▸ **ASSIGNMENT**
Go line by line through the data below and count those that hold "startupfund". Return only the number.

________________________________________

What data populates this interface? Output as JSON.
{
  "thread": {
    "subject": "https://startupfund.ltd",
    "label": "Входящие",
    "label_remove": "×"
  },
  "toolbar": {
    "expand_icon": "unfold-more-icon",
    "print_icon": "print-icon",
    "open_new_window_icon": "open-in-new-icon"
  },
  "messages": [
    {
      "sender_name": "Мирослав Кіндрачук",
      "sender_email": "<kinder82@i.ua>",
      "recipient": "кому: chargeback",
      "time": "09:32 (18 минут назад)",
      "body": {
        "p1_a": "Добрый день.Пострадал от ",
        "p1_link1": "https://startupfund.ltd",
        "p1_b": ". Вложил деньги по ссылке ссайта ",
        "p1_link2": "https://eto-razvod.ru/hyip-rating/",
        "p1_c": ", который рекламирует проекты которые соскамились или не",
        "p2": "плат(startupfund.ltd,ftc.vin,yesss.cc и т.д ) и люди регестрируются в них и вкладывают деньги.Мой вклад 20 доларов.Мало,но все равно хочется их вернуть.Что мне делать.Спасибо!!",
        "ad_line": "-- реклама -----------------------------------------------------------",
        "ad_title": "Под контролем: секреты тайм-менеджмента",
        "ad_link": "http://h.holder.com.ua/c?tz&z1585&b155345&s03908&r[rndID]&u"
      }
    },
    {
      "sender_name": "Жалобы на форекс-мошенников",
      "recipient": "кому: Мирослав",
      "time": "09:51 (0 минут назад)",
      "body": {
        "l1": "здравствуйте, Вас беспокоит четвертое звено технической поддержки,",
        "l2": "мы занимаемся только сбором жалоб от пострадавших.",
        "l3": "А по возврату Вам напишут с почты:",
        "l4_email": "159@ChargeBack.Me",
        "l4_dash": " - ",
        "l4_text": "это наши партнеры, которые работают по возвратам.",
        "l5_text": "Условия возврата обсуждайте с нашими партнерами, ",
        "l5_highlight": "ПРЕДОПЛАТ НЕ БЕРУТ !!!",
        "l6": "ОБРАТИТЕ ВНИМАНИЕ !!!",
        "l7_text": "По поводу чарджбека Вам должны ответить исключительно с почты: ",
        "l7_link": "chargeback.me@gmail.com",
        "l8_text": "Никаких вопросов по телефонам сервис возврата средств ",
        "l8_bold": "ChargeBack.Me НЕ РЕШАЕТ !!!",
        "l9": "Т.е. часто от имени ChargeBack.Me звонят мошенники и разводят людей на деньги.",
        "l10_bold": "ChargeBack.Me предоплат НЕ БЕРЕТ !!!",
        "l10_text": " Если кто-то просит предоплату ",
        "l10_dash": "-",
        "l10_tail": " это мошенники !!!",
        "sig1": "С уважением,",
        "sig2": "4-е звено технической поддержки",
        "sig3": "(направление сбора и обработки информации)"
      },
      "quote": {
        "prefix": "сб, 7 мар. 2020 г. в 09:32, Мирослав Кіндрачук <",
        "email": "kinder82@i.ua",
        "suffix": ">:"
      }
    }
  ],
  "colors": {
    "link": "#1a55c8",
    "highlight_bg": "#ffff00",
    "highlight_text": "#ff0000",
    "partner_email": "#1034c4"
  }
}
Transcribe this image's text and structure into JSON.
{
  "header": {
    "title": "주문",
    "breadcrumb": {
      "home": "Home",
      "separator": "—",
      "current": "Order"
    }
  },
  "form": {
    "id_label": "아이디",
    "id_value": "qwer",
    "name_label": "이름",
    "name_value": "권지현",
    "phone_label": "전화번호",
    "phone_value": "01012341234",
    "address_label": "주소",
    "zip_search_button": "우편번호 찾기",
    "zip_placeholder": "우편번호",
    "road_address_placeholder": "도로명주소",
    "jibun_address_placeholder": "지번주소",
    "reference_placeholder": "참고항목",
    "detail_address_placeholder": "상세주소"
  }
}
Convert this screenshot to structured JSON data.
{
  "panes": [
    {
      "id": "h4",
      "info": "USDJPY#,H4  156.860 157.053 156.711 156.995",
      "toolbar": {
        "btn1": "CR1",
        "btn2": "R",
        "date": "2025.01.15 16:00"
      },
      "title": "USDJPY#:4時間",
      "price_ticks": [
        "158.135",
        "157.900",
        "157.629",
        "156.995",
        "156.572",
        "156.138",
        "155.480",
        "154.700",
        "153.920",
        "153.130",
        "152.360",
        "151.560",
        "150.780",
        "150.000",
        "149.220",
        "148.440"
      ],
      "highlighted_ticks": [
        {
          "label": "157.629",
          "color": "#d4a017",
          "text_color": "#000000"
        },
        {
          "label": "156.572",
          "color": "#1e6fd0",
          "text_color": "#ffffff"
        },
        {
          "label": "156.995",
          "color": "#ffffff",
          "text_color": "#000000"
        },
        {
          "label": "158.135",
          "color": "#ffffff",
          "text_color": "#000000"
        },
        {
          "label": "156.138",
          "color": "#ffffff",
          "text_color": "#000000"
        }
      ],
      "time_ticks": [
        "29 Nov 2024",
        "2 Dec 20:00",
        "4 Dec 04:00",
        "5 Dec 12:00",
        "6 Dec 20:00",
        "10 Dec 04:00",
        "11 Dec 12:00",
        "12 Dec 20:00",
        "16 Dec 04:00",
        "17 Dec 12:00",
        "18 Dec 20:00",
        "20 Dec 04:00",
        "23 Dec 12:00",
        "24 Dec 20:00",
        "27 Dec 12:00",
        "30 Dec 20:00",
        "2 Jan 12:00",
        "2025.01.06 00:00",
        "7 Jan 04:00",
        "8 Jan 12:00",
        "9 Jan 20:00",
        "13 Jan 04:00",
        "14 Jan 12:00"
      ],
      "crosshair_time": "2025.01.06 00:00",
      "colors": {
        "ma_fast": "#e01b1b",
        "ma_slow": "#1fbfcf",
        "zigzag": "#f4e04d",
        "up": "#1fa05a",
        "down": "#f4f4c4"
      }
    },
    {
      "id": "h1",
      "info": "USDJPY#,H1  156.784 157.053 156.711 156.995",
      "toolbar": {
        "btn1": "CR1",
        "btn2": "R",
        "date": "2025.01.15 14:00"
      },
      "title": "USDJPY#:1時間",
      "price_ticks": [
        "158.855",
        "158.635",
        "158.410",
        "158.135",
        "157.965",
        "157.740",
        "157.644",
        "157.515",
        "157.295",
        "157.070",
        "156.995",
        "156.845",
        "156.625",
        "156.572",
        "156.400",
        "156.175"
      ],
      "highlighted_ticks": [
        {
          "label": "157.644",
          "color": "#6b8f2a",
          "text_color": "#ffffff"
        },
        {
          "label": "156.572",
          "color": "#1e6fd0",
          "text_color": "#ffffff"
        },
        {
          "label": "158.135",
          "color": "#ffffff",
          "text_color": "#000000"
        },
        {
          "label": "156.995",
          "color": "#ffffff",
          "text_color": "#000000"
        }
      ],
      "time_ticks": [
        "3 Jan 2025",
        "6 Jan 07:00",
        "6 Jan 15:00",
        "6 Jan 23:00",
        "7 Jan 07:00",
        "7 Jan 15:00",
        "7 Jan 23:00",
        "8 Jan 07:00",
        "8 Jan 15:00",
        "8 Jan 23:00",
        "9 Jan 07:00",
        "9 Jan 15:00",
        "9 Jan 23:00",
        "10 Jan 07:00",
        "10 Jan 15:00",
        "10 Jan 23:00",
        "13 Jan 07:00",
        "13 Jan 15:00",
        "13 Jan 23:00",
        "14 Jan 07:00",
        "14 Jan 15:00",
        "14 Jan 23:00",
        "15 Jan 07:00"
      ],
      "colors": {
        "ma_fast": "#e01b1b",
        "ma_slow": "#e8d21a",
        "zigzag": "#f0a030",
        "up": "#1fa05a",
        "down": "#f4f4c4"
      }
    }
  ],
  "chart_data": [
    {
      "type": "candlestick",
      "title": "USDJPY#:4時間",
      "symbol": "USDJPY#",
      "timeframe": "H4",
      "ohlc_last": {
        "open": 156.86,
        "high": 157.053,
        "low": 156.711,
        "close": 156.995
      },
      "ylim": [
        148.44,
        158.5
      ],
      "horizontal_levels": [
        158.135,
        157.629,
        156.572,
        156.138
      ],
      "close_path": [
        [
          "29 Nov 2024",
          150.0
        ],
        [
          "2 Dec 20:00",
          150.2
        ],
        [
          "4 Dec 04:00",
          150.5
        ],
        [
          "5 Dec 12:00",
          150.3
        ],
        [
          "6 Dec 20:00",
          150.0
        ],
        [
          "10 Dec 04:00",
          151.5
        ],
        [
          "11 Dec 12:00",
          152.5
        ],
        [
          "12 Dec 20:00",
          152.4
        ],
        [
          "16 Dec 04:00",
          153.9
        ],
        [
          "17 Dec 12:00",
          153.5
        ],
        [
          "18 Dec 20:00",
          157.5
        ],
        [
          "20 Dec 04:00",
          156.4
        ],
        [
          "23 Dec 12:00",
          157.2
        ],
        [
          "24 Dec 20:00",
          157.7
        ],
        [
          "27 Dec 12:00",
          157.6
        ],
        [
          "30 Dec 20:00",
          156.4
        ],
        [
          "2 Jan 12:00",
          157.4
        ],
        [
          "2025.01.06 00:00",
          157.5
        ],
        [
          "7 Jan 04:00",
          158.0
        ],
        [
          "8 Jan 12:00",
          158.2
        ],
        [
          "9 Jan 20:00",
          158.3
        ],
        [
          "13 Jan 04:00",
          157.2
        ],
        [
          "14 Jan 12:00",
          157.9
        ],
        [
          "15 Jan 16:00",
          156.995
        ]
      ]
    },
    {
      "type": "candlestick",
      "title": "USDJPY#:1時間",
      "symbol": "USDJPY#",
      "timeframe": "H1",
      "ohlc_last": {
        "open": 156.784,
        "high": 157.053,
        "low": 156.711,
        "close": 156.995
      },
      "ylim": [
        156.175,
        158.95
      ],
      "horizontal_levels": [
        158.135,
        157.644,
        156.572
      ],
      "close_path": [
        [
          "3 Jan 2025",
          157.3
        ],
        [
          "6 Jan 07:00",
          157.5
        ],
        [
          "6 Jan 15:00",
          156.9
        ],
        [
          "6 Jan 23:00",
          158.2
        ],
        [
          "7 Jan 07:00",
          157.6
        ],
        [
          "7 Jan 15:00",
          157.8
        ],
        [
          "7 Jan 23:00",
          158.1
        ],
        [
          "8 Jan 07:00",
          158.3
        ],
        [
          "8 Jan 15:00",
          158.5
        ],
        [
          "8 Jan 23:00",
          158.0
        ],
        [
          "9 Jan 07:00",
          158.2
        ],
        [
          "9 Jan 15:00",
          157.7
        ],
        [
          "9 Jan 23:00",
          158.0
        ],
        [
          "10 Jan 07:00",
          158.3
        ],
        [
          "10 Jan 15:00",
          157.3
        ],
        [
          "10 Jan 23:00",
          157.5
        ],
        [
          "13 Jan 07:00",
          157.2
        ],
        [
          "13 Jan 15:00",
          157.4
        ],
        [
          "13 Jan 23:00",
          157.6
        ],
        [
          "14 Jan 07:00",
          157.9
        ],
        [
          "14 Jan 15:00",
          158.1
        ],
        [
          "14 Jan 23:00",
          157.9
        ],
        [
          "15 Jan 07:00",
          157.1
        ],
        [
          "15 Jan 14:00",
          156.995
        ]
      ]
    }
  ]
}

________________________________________

▸ **RESPONSE BOX**
3